---------- Extracted information

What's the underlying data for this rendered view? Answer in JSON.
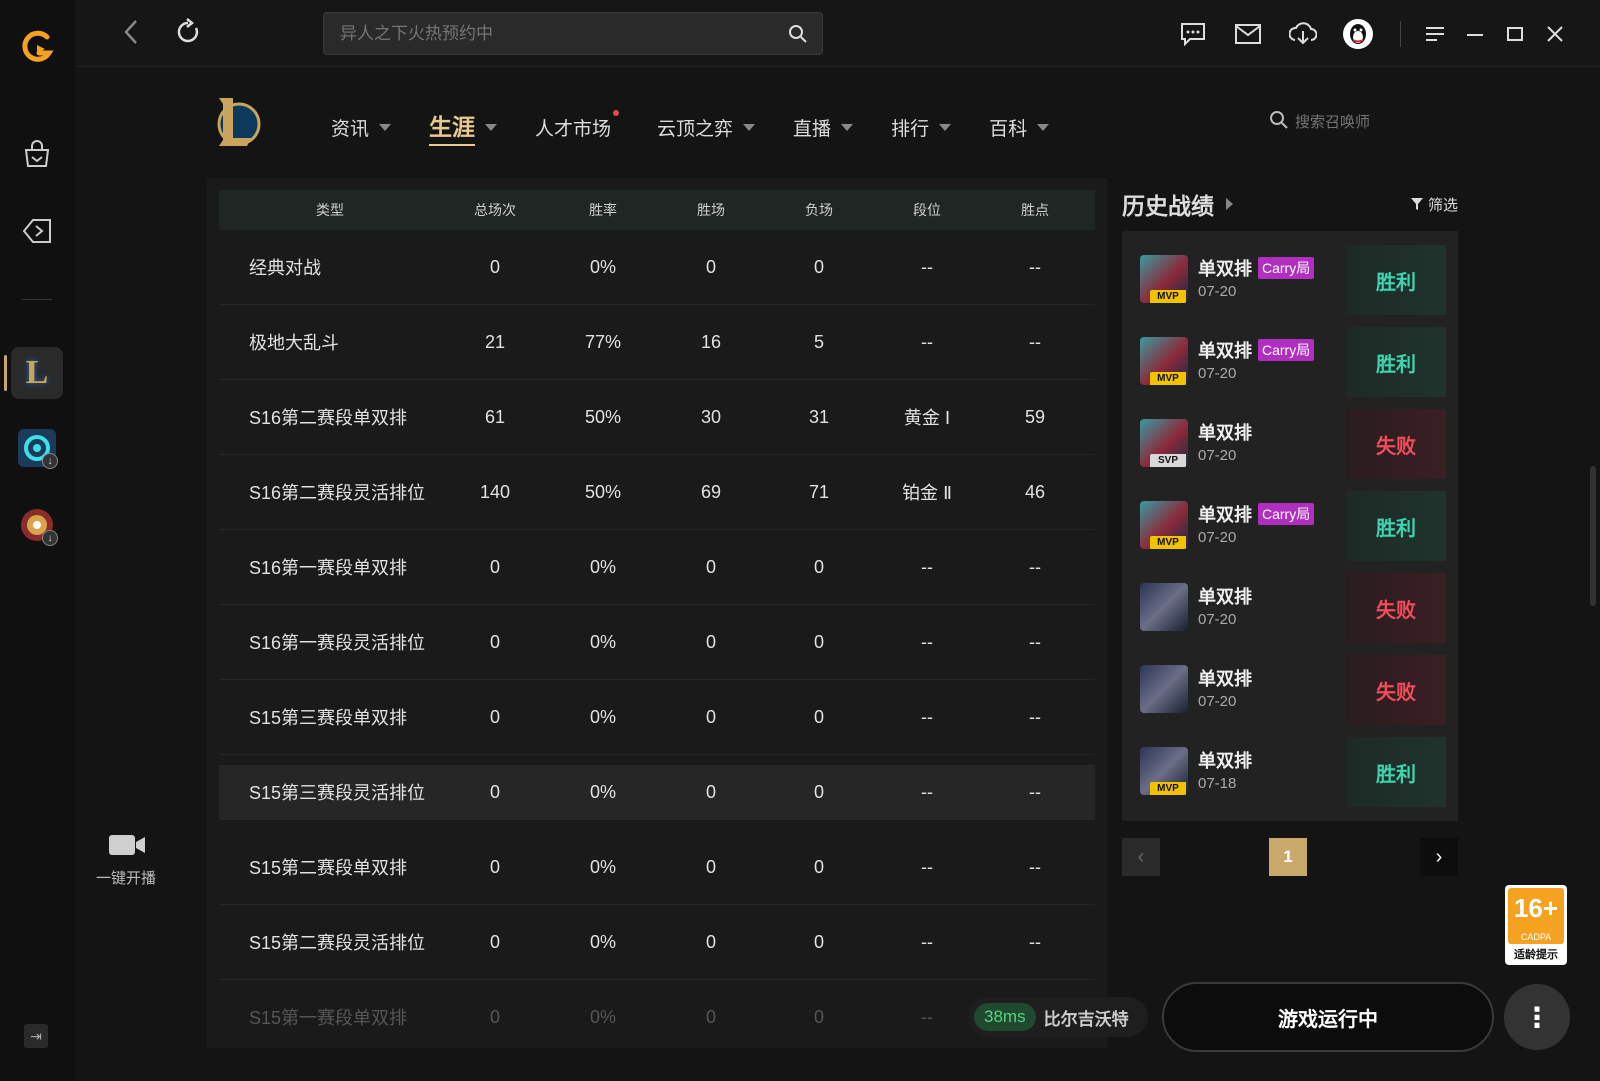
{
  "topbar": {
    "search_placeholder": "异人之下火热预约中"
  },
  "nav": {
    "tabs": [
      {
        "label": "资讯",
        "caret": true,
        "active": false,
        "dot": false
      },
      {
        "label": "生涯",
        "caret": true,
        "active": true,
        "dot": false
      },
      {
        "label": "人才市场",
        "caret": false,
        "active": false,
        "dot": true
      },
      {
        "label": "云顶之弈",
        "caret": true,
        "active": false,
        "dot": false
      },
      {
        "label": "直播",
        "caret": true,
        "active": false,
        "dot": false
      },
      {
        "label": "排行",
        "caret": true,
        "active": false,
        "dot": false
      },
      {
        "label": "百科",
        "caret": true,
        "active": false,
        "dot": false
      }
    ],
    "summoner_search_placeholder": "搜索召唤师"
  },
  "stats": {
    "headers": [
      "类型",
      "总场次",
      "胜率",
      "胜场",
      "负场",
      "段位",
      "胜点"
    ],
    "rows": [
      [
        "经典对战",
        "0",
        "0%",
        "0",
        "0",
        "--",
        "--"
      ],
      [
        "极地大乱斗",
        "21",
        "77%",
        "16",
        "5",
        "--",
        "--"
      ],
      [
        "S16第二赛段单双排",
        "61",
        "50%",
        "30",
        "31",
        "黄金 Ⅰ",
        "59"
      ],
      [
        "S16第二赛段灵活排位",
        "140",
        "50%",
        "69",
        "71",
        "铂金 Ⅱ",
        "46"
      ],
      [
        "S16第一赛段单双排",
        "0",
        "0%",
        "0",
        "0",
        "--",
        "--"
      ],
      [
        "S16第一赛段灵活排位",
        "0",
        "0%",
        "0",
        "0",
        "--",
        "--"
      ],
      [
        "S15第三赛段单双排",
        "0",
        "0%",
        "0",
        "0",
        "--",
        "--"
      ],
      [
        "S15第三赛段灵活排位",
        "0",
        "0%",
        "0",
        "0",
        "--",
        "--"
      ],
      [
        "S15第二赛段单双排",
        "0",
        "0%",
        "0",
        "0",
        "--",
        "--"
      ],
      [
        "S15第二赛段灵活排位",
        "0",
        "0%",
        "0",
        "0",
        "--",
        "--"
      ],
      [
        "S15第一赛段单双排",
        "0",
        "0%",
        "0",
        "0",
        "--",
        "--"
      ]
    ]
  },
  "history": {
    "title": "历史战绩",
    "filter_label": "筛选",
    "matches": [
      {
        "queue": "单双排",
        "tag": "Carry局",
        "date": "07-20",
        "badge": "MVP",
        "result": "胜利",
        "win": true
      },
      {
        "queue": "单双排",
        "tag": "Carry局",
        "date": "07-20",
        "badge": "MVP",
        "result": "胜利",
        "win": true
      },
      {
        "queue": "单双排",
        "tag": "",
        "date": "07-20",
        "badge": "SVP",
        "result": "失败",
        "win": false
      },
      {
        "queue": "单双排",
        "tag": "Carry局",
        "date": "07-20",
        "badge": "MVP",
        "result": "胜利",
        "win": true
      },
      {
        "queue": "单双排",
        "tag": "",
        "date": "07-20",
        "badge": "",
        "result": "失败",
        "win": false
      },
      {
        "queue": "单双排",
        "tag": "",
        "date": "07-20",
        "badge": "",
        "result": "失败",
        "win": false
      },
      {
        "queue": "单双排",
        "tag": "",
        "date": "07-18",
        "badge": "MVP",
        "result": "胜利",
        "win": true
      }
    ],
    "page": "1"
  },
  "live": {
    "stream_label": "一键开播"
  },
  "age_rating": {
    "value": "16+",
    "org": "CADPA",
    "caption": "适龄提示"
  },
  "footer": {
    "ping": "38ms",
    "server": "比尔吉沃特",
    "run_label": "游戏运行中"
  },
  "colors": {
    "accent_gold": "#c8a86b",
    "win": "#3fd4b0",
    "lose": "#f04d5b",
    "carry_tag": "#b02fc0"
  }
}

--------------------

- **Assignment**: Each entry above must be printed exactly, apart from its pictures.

- **Result of this task**:
What's the underlying data for this rendered view? Answer in JSON.
{
  "topbar": {
    "search_placeholder": "异人之下火热预约中"
  },
  "nav": {
    "tabs": [
      {
        "label": "资讯",
        "caret": true,
        "active": false,
        "dot": false
      },
      {
        "label": "生涯",
        "caret": true,
        "active": true,
        "dot": false
      },
      {
        "label": "人才市场",
        "caret": false,
        "active": false,
        "dot": true
      },
      {
        "label": "云顶之弈",
        "caret": true,
        "active": false,
        "dot": false
      },
      {
        "label": "直播",
        "caret": true,
        "active": false,
        "dot": false
      },
      {
        "label": "排行",
        "caret": true,
        "active": false,
        "dot": false
      },
      {
        "label": "百科",
        "caret": true,
        "active": false,
        "dot": false
      }
    ],
    "summoner_search_placeholder": "搜索召唤师"
  },
  "stats": {
    "headers": [
      "类型",
      "总场次",
      "胜率",
      "胜场",
      "负场",
      "段位",
      "胜点"
    ],
    "rows": [
      [
        "经典对战",
        "0",
        "0%",
        "0",
        "0",
        "--",
        "--"
      ],
      [
        "极地大乱斗",
        "21",
        "77%",
        "16",
        "5",
        "--",
        "--"
      ],
      [
        "S16第二赛段单双排",
        "61",
        "50%",
        "30",
        "31",
        "黄金 Ⅰ",
        "59"
      ],
      [
        "S16第二赛段灵活排位",
        "140",
        "50%",
        "69",
        "71",
        "铂金 Ⅱ",
        "46"
      ],
      [
        "S16第一赛段单双排",
        "0",
        "0%",
        "0",
        "0",
        "--",
        "--"
      ],
      [
        "S16第一赛段灵活排位",
        "0",
        "0%",
        "0",
        "0",
        "--",
        "--"
      ],
      [
        "S15第三赛段单双排",
        "0",
        "0%",
        "0",
        "0",
        "--",
        "--"
      ],
      [
        "S15第三赛段灵活排位",
        "0",
        "0%",
        "0",
        "0",
        "--",
        "--"
      ],
      [
        "S15第二赛段单双排",
        "0",
        "0%",
        "0",
        "0",
        "--",
        "--"
      ],
      [
        "S15第二赛段灵活排位",
        "0",
        "0%",
        "0",
        "0",
        "--",
        "--"
      ],
      [
        "S15第一赛段单双排",
        "0",
        "0%",
        "0",
        "0",
        "--",
        "--"
      ]
    ]
  },
  "history": {
    "title": "历史战绩",
    "filter_label": "筛选",
    "matches": [
      {
        "queue": "单双排",
        "tag": "Carry局",
        "date": "07-20",
        "badge": "MVP",
        "result": "胜利",
        "win": true
      },
      {
        "queue": "单双排",
        "tag": "Carry局",
        "date": "07-20",
        "badge": "MVP",
        "result": "胜利",
        "win": true
      },
      {
        "queue": "单双排",
        "tag": "",
        "date": "07-20",
        "badge": "SVP",
        "result": "失败",
        "win": false
      },
      {
        "queue": "单双排",
        "tag": "Carry局",
        "date": "07-20",
        "badge": "MVP",
        "result": "胜利",
        "win": true
      },
      {
        "queue": "单双排",
        "tag": "",
        "date": "07-20",
        "badge": "",
        "result": "失败",
        "win": false
      },
      {
        "queue": "单双排",
        "tag": "",
        "date": "07-20",
        "badge": "",
        "result": "失败",
        "win": false
      },
      {
        "queue": "单双排",
        "tag": "",
        "date": "07-18",
        "badge": "MVP",
        "result": "胜利",
        "win": true
      }
    ],
    "page": "1"
  },
  "live": {
    "stream_label": "一键开播"
  },
  "age_rating": {
    "value": "16+",
    "org": "CADPA",
    "caption": "适龄提示"
  },
  "footer": {
    "ping": "38ms",
    "server": "比尔吉沃特",
    "run_label": "游戏运行中"
  },
  "colors": {
    "accent_gold": "#c8a86b",
    "win": "#3fd4b0",
    "lose": "#f04d5b",
    "carry_tag": "#b02fc0"
  }
}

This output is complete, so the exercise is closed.